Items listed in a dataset
+--
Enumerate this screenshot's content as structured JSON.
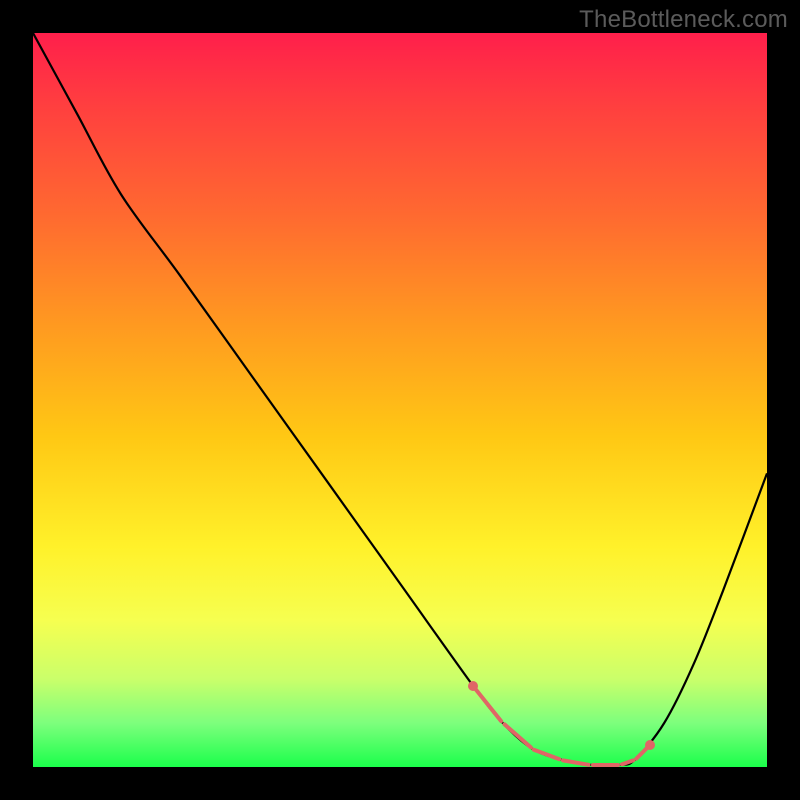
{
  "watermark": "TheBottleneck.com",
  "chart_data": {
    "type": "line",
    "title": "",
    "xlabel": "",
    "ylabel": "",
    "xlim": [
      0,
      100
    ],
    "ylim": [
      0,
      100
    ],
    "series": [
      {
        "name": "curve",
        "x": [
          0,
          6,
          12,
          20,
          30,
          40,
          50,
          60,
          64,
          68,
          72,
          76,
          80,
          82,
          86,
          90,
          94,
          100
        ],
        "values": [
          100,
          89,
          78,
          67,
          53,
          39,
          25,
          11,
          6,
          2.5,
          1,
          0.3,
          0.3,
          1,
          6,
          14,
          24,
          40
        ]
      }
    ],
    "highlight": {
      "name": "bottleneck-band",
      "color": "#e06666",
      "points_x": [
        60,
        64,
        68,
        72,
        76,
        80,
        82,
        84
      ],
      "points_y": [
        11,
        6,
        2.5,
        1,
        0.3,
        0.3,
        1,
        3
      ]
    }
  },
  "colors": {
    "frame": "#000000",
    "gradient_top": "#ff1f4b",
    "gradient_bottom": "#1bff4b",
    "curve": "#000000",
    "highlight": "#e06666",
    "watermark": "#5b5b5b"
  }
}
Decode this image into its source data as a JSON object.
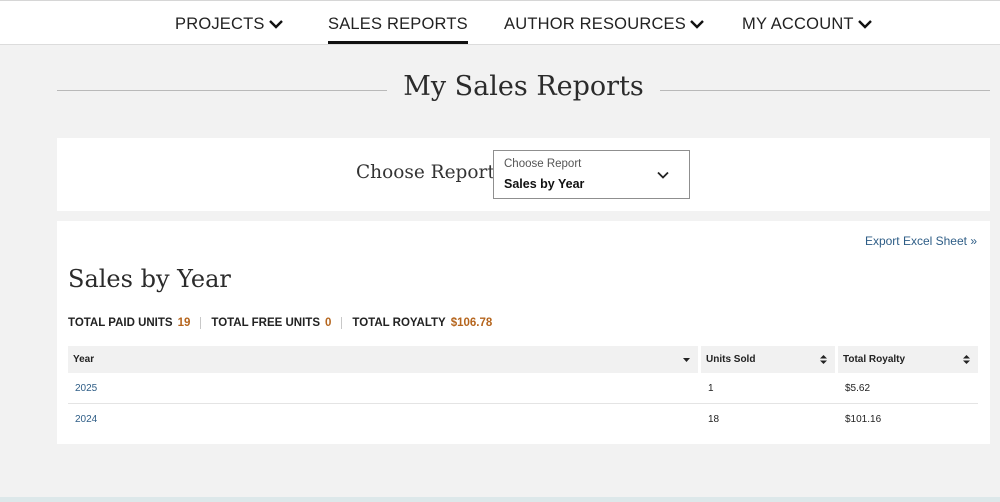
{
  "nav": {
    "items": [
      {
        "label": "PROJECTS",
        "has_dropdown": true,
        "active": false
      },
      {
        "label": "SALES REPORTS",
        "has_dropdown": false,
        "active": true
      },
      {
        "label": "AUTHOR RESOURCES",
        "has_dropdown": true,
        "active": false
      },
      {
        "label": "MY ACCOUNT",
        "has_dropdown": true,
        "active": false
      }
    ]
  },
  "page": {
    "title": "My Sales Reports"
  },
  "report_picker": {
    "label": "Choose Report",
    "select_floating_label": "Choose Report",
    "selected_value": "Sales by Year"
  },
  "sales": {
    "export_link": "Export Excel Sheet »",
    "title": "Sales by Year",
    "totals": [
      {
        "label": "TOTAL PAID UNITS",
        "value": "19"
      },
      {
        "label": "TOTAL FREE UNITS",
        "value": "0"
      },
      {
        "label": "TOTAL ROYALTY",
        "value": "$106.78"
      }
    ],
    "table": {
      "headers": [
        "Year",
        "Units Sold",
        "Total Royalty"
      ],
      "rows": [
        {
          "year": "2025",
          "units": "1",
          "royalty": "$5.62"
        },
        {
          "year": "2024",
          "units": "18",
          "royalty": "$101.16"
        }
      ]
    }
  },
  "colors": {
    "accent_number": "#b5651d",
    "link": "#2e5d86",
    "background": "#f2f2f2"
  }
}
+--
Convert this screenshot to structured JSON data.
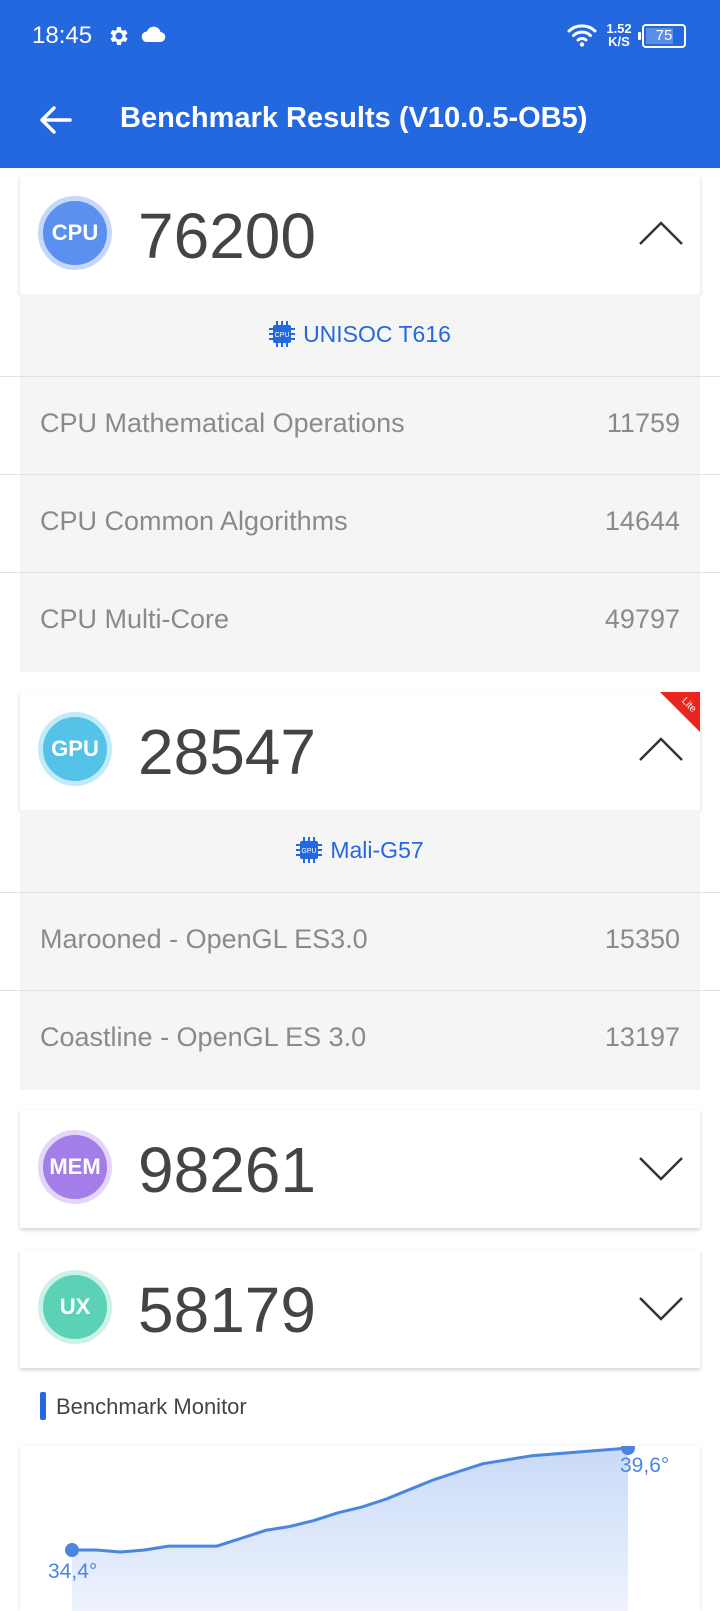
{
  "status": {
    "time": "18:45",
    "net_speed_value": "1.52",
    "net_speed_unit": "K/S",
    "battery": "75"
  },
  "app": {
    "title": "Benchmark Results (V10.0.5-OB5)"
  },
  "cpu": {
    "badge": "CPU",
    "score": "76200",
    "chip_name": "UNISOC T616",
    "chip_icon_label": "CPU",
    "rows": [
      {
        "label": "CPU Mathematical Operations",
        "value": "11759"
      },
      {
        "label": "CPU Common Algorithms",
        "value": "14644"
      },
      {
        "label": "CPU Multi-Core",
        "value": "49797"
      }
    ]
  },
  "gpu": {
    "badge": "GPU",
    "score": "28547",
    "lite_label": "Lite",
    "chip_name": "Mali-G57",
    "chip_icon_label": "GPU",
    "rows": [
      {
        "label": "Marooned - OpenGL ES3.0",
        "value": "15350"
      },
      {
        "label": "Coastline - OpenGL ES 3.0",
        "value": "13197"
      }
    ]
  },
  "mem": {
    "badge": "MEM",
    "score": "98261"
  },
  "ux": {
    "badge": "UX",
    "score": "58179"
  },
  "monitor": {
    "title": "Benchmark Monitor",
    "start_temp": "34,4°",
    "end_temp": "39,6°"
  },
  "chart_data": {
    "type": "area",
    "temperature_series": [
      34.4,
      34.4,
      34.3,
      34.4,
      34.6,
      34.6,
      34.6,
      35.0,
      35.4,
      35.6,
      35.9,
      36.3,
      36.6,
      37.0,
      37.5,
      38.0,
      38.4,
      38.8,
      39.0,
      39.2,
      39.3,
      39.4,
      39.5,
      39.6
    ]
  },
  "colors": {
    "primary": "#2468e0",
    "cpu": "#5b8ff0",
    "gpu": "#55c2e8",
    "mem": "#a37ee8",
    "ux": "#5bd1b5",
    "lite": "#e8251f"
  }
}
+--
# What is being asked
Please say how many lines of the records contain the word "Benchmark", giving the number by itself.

# Response to this exercise
2